*ABOUT THIS TASK:* Each line of the data below should be repeated exactly.
*** Opening of MATERIAL TO PROCESS ***
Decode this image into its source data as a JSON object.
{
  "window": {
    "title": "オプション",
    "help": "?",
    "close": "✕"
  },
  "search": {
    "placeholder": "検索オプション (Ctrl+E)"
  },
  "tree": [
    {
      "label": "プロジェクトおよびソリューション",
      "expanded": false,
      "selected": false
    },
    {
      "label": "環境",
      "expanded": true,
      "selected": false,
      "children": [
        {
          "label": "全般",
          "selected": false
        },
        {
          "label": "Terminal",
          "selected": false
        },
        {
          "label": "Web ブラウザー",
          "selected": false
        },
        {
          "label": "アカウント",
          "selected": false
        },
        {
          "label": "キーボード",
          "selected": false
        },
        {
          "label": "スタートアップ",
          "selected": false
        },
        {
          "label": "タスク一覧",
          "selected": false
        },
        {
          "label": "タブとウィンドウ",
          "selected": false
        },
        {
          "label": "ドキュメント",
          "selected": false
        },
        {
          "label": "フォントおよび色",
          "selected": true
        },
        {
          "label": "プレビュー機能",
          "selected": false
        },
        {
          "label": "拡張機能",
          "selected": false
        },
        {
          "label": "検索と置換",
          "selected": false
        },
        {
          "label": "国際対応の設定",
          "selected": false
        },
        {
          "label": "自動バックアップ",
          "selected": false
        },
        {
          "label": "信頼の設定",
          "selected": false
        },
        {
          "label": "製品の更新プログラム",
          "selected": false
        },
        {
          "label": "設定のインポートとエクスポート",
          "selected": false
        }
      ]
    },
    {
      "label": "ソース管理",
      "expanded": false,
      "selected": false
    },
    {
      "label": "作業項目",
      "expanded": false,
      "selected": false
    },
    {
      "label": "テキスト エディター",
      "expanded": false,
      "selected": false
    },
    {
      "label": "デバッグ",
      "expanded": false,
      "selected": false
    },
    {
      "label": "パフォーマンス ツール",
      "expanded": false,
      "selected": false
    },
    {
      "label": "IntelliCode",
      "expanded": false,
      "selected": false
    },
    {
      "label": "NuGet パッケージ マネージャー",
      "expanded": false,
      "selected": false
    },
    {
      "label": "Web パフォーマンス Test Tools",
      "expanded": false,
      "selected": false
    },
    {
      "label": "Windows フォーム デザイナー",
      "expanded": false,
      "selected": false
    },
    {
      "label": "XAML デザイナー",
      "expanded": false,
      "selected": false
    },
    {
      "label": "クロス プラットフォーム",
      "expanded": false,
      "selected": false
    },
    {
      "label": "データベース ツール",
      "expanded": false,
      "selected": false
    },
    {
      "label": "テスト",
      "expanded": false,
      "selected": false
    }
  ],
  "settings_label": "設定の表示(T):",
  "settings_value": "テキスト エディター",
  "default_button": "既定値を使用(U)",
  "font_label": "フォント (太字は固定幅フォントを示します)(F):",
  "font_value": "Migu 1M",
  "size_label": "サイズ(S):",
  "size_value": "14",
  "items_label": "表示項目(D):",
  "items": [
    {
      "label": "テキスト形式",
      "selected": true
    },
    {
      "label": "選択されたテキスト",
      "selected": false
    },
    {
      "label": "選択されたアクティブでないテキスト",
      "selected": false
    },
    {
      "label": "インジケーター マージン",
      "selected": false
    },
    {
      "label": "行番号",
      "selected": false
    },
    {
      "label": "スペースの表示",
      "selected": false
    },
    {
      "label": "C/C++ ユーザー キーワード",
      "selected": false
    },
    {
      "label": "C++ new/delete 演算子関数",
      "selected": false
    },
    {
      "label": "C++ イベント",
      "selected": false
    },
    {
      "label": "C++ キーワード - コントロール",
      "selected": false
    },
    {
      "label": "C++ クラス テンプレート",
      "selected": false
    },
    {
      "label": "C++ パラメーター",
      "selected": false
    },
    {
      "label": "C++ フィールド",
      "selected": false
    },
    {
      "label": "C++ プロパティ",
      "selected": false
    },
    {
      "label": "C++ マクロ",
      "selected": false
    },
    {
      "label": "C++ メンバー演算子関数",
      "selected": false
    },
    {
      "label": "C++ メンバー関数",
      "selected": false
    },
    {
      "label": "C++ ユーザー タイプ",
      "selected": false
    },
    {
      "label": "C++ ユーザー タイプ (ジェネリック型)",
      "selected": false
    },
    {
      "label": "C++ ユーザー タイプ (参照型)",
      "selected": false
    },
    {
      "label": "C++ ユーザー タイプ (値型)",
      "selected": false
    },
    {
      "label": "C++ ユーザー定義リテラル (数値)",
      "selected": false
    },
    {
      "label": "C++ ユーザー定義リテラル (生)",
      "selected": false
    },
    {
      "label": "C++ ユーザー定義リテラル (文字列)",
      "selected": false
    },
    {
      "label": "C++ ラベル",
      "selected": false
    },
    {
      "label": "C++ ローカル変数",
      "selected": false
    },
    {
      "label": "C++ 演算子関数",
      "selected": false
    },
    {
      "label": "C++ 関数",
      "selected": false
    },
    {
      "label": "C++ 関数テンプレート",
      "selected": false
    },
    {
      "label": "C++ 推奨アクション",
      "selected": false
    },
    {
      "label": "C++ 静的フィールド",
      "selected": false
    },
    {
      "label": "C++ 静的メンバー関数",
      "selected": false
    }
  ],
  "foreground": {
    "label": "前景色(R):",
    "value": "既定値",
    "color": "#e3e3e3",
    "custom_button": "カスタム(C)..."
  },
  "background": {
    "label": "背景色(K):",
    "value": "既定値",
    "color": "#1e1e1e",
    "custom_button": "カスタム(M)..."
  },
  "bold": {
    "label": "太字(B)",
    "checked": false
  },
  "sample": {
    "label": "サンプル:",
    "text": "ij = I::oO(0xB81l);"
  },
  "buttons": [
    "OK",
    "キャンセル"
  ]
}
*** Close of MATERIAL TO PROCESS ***
*EXERCISE RESPONSE:*
Decode this image into its source data as a JSON object.
{
  "window": {
    "title": "オプション",
    "help": "?",
    "close": "✕"
  },
  "search": {
    "placeholder": "検索オプション (Ctrl+E)"
  },
  "tree": [
    {
      "label": "プロジェクトおよびソリューション",
      "expanded": false,
      "selected": false
    },
    {
      "label": "環境",
      "expanded": true,
      "selected": false,
      "children": [
        {
          "label": "全般",
          "selected": false
        },
        {
          "label": "Terminal",
          "selected": false
        },
        {
          "label": "Web ブラウザー",
          "selected": false
        },
        {
          "label": "アカウント",
          "selected": false
        },
        {
          "label": "キーボード",
          "selected": false
        },
        {
          "label": "スタートアップ",
          "selected": false
        },
        {
          "label": "タスク一覧",
          "selected": false
        },
        {
          "label": "タブとウィンドウ",
          "selected": false
        },
        {
          "label": "ドキュメント",
          "selected": false
        },
        {
          "label": "フォントおよび色",
          "selected": true
        },
        {
          "label": "プレビュー機能",
          "selected": false
        },
        {
          "label": "拡張機能",
          "selected": false
        },
        {
          "label": "検索と置換",
          "selected": false
        },
        {
          "label": "国際対応の設定",
          "selected": false
        },
        {
          "label": "自動バックアップ",
          "selected": false
        },
        {
          "label": "信頼の設定",
          "selected": false
        },
        {
          "label": "製品の更新プログラム",
          "selected": false
        },
        {
          "label": "設定のインポートとエクスポート",
          "selected": false
        }
      ]
    },
    {
      "label": "ソース管理",
      "expanded": false,
      "selected": false
    },
    {
      "label": "作業項目",
      "expanded": false,
      "selected": false
    },
    {
      "label": "テキスト エディター",
      "expanded": false,
      "selected": false
    },
    {
      "label": "デバッグ",
      "expanded": false,
      "selected": false
    },
    {
      "label": "パフォーマンス ツール",
      "expanded": false,
      "selected": false
    },
    {
      "label": "IntelliCode",
      "expanded": false,
      "selected": false
    },
    {
      "label": "NuGet パッケージ マネージャー",
      "expanded": false,
      "selected": false
    },
    {
      "label": "Web パフォーマンス Test Tools",
      "expanded": false,
      "selected": false
    },
    {
      "label": "Windows フォーム デザイナー",
      "expanded": false,
      "selected": false
    },
    {
      "label": "XAML デザイナー",
      "expanded": false,
      "selected": false
    },
    {
      "label": "クロス プラットフォーム",
      "expanded": false,
      "selected": false
    },
    {
      "label": "データベース ツール",
      "expanded": false,
      "selected": false
    },
    {
      "label": "テスト",
      "expanded": false,
      "selected": false
    }
  ],
  "settings_label": "設定の表示(T):",
  "settings_value": "テキスト エディター",
  "default_button": "既定値を使用(U)",
  "font_label": "フォント (太字は固定幅フォントを示します)(F):",
  "font_value": "Migu 1M",
  "size_label": "サイズ(S):",
  "size_value": "14",
  "items_label": "表示項目(D):",
  "items": [
    {
      "label": "テキスト形式",
      "selected": true
    },
    {
      "label": "選択されたテキスト",
      "selected": false
    },
    {
      "label": "選択されたアクティブでないテキスト",
      "selected": false
    },
    {
      "label": "インジケーター マージン",
      "selected": false
    },
    {
      "label": "行番号",
      "selected": false
    },
    {
      "label": "スペースの表示",
      "selected": false
    },
    {
      "label": "C/C++ ユーザー キーワード",
      "selected": false
    },
    {
      "label": "C++ new/delete 演算子関数",
      "selected": false
    },
    {
      "label": "C++ イベント",
      "selected": false
    },
    {
      "label": "C++ キーワード - コントロール",
      "selected": false
    },
    {
      "label": "C++ クラス テンプレート",
      "selected": false
    },
    {
      "label": "C++ パラメーター",
      "selected": false
    },
    {
      "label": "C++ フィールド",
      "selected": false
    },
    {
      "label": "C++ プロパティ",
      "selected": false
    },
    {
      "label": "C++ マクロ",
      "selected": false
    },
    {
      "label": "C++ メンバー演算子関数",
      "selected": false
    },
    {
      "label": "C++ メンバー関数",
      "selected": false
    },
    {
      "label": "C++ ユーザー タイプ",
      "selected": false
    },
    {
      "label": "C++ ユーザー タイプ (ジェネリック型)",
      "selected": false
    },
    {
      "label": "C++ ユーザー タイプ (参照型)",
      "selected": false
    },
    {
      "label": "C++ ユーザー タイプ (値型)",
      "selected": false
    },
    {
      "label": "C++ ユーザー定義リテラル (数値)",
      "selected": false
    },
    {
      "label": "C++ ユーザー定義リテラル (生)",
      "selected": false
    },
    {
      "label": "C++ ユーザー定義リテラル (文字列)",
      "selected": false
    },
    {
      "label": "C++ ラベル",
      "selected": false
    },
    {
      "label": "C++ ローカル変数",
      "selected": false
    },
    {
      "label": "C++ 演算子関数",
      "selected": false
    },
    {
      "label": "C++ 関数",
      "selected": false
    },
    {
      "label": "C++ 関数テンプレート",
      "selected": false
    },
    {
      "label": "C++ 推奨アクション",
      "selected": false
    },
    {
      "label": "C++ 静的フィールド",
      "selected": false
    },
    {
      "label": "C++ 静的メンバー関数",
      "selected": false
    }
  ],
  "foreground": {
    "label": "前景色(R):",
    "value": "既定値",
    "color": "#e3e3e3",
    "custom_button": "カスタム(C)..."
  },
  "background": {
    "label": "背景色(K):",
    "value": "既定値",
    "color": "#1e1e1e",
    "custom_button": "カスタム(M)..."
  },
  "bold": {
    "label": "太字(B)",
    "checked": false
  },
  "sample": {
    "label": "サンプル:",
    "text": "ij = I::oO(0xB81l);"
  },
  "buttons": [
    "OK",
    "キャンセル"
  ]
}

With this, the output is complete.